[Work instruction]: Where an entry holds an image, skip the image but reproduce the rest word for word.

•••

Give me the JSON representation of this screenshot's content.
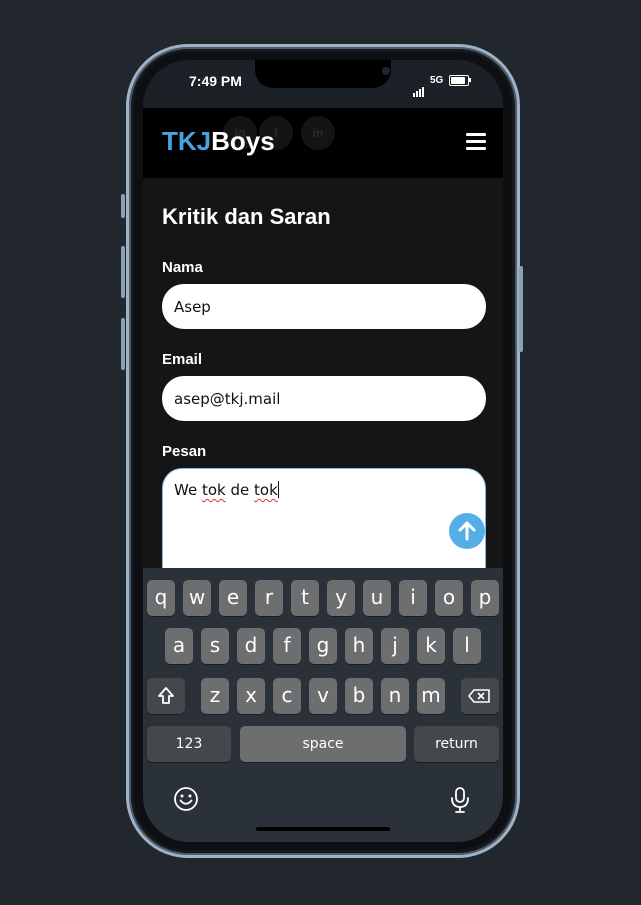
{
  "status_bar": {
    "time": "7:49 PM",
    "network": "5G"
  },
  "app": {
    "logo_part1": "TKJ",
    "logo_part2": "Boys",
    "brand_color": "#4aa3df",
    "menu_icon": "hamburger-icon"
  },
  "form": {
    "title": "Kritik dan Saran",
    "name_label": "Nama",
    "name_value": "Asep",
    "email_label": "Email",
    "email_value": "asep@tkj.mail",
    "message_label": "Pesan",
    "message_value": "We tok de tok",
    "send_icon": "arrow-up-icon"
  },
  "keyboard": {
    "row1": [
      "q",
      "w",
      "e",
      "r",
      "t",
      "y",
      "u",
      "i",
      "o",
      "p"
    ],
    "row2": [
      "a",
      "s",
      "d",
      "f",
      "g",
      "h",
      "j",
      "k",
      "l"
    ],
    "row3": [
      "z",
      "x",
      "c",
      "v",
      "b",
      "n",
      "m"
    ],
    "shift_icon": "shift-icon",
    "backspace_icon": "backspace-icon",
    "numbers_label": "123",
    "space_label": "space",
    "return_label": "return",
    "emoji_icon": "emoji-icon",
    "mic_icon": "microphone-icon"
  }
}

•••

[Completed exercise]:
Give me the JSON representation of this screenshot's content.
{
  "status_bar": {
    "time": "7:49 PM",
    "network": "5G"
  },
  "app": {
    "logo_part1": "TKJ",
    "logo_part2": "Boys",
    "brand_color": "#4aa3df",
    "menu_icon": "hamburger-icon"
  },
  "form": {
    "title": "Kritik dan Saran",
    "name_label": "Nama",
    "name_value": "Asep",
    "email_label": "Email",
    "email_value": "asep@tkj.mail",
    "message_label": "Pesan",
    "message_value": "We tok de tok",
    "send_icon": "arrow-up-icon"
  },
  "keyboard": {
    "row1": [
      "q",
      "w",
      "e",
      "r",
      "t",
      "y",
      "u",
      "i",
      "o",
      "p"
    ],
    "row2": [
      "a",
      "s",
      "d",
      "f",
      "g",
      "h",
      "j",
      "k",
      "l"
    ],
    "row3": [
      "z",
      "x",
      "c",
      "v",
      "b",
      "n",
      "m"
    ],
    "shift_icon": "shift-icon",
    "backspace_icon": "backspace-icon",
    "numbers_label": "123",
    "space_label": "space",
    "return_label": "return",
    "emoji_icon": "emoji-icon",
    "mic_icon": "microphone-icon"
  }
}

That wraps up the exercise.